I’ve been sharing recipes on my blog for years, and I’ll admit I kinda cringe at some of my early work. I’ve learned a ton about taking good photos of my food over the last few years. And I’m far from a professional photographer. This stuff isn’t hard if you keep in mind a few basic principles.
7 Simple Food Photography Tips
And let’s face it, food photography isn’t just for bloggers. We’re all sharing pics of our yummy lunches and sweet desserts on Instagram, right? Below I’m sharing 7 simple food photography tips. You don’t need any special equipment to start using them right away. (And yes, you can do all of this on your phone!)
Use Natural Light
This is my #1 top tip. I try to shoot all of my food photos outside and in the shade. If you shoot in the sun you’ll probably end up with harsh shadows. Find a shady spot (or an overcast day) and use natural light to take your pics. After about 3pm my patio is covered in shade so I take everything out there to get my pics. You can see my legs at the bottom of this pic.
Can’t get your food outside? Try to get close to a window or other source of natural light.
Try Another Angle
Sometimes food looks best shot from above, and being the pretty short person that I am, I’ll get a small step stool or stand on a chair to be able to get that angle.
But don’t be afraid to shoot from the side to show your food in a different way. Take a bunch of pics from different angles and then see which you like best. You might be surprised!
Odd Numbers are Best
When laying out your food, remember that odd numbers of items seem to look best together. In this stack of brownies, I went with 3, not 2 or 4. Keep that in mind when you’re arranging your food. If you have individual items to showcase, go with an odd number on the plate.
Green is my go-to to brighten up a dish. If the colors of the food are a little blah, consider adding some fresh herbs to brighten it up. On the other hand, don’t go too crazy with different colors or you could just make a mess of your shot. Think about how everything looks together, almost like you’re coordinating an outfit.
You’ll want to use a pretty neutral background to create your layout, too. Marble and wood are great choices.
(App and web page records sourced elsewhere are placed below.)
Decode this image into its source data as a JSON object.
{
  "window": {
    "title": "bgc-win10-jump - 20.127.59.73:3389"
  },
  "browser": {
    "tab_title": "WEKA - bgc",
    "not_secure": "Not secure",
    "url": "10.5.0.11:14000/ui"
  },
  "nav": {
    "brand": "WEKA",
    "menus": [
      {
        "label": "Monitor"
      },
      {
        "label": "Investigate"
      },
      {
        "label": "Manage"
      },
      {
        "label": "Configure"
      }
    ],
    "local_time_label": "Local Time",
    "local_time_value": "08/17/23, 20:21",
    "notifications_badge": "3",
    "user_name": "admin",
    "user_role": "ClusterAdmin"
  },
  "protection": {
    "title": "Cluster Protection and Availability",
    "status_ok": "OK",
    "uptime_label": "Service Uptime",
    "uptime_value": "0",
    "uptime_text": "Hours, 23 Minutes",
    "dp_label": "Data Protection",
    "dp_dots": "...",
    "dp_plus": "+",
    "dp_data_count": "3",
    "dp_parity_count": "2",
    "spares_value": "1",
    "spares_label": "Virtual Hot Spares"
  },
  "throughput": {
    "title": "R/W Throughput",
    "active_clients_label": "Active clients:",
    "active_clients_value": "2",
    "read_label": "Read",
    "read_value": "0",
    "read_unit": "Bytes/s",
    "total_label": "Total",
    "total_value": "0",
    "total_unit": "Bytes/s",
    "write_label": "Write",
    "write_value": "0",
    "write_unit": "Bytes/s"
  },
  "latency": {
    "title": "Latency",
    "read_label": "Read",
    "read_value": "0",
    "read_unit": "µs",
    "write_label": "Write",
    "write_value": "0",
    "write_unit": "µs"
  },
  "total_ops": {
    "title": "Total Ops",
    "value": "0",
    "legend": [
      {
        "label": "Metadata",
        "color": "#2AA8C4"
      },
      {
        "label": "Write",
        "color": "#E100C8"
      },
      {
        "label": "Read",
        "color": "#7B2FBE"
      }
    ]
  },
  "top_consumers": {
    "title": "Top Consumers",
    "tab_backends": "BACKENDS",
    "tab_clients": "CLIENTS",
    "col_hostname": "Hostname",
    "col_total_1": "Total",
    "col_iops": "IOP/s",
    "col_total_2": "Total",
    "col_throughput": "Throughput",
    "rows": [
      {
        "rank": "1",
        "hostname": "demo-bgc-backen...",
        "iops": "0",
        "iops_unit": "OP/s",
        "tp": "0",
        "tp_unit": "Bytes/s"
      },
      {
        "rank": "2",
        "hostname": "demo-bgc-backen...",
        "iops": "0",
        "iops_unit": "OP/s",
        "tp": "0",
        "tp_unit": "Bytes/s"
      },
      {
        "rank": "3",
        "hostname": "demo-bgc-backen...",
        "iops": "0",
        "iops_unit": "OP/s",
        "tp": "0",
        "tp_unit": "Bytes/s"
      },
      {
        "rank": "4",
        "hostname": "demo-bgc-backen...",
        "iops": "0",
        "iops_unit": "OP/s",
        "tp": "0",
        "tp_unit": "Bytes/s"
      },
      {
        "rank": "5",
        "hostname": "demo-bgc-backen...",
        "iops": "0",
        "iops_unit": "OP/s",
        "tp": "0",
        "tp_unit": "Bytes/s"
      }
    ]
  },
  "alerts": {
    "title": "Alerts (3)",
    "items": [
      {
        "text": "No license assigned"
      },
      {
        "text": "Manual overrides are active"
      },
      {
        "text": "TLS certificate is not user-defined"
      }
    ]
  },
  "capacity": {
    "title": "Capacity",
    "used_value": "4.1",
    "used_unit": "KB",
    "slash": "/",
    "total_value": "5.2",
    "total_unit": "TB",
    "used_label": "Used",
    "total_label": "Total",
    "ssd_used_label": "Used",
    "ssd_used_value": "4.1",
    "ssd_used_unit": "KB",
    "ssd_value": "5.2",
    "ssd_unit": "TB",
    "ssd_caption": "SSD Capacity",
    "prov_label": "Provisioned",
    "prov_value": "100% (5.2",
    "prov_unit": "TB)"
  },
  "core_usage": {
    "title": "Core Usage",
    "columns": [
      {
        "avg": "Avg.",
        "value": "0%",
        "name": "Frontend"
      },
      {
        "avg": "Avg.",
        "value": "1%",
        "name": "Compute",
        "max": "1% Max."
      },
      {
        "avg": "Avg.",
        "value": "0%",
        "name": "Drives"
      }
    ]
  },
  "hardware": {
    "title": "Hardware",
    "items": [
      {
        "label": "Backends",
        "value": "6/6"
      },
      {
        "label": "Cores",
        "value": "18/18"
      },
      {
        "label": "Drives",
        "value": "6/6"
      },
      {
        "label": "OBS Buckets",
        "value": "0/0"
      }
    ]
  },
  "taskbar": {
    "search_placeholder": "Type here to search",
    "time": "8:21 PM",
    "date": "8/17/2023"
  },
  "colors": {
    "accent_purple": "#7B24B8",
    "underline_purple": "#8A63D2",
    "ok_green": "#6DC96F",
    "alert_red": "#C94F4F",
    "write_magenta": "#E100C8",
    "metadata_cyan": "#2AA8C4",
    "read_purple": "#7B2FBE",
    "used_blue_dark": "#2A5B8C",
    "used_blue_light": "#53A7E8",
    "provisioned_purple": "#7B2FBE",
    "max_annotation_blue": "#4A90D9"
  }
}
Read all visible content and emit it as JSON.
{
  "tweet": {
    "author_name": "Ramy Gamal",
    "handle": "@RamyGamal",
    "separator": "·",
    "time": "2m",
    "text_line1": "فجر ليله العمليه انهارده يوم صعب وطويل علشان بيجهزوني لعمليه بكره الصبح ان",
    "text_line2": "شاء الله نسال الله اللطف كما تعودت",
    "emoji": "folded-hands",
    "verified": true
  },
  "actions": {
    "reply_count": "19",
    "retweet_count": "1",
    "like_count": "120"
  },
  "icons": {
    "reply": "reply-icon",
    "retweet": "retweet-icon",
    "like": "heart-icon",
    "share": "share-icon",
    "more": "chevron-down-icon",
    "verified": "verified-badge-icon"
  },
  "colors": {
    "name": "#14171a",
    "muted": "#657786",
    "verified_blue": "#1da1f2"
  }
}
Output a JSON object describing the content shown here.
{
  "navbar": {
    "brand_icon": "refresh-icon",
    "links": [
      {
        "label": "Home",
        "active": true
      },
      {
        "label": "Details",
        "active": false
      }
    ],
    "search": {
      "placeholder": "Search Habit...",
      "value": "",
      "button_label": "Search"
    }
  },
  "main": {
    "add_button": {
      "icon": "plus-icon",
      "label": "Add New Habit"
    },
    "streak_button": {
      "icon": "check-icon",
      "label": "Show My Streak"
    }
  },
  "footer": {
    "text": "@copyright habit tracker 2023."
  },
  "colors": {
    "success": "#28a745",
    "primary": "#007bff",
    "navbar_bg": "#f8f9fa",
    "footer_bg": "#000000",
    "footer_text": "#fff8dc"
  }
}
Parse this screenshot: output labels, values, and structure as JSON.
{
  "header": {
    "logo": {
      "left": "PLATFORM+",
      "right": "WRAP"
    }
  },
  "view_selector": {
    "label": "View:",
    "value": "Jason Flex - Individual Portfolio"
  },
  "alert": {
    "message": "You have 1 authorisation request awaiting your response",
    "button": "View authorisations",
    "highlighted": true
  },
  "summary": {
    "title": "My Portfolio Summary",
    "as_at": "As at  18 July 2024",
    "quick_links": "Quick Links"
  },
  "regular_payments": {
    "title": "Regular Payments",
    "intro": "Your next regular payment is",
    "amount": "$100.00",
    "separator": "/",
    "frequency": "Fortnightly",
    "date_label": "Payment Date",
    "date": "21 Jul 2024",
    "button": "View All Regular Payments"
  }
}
And if you don’t have anything like that in your house, you can easily purchase a vinyl background (I got a bunch on Etsy and here are some on Amazon). I love this tutorial from my friend at A Grande Life on creating some really inexpensive, beautiful backgrounds.
Decorate With Ingredients and Props
Without making your scene feel overcrowded and messy, you can fill in empty spaces with simple props. Using ingredients is often a good way to communicate what’s in the food. For example, chocolate chips can be strewn around a plate of cookies. Blueberries can add color and fill in the blanks around a tray of muffins.
You can also add serving utensils like wooden tons, or a pretty napkin. Finding the right balance between filling in that empty space and not jamming too much into the shot is the key. Play around and take a bunch of photos to see what you like best!
Consider Your Crop
I often shoot images either for my blog posts (I use 4×6 for that) or for Instagram (square photos). A lot of times the ‘edges’ of my set up don’t look too pretty, but I don’t worry about that because I know I’m going to crop it. So pay attention to what’s in the background (no one wants to see a messy kitchen, etc) but just keep your crop dimensions in mind. If you’re going to crop out the edges, don’t worry about creating the perfect square scene for Instagram.
And be sure to think ahead to what images you’ll need. For this project, I needed a square shot for Instagram, and a landscape shot for Facebook. Sometimes that means getting different angles to fill different dimensions.
Watch for Scavengers
This is my sorta-joking last tip: If you need time to take your pics before you allow your family to dig in, plan accordingly. Thankfully I got my pics before these two devoured the entire platter. Throw a snack the kids’ way to keep them occupied before you plate this all up.
What other quick and easy food photography tips would you add to my list?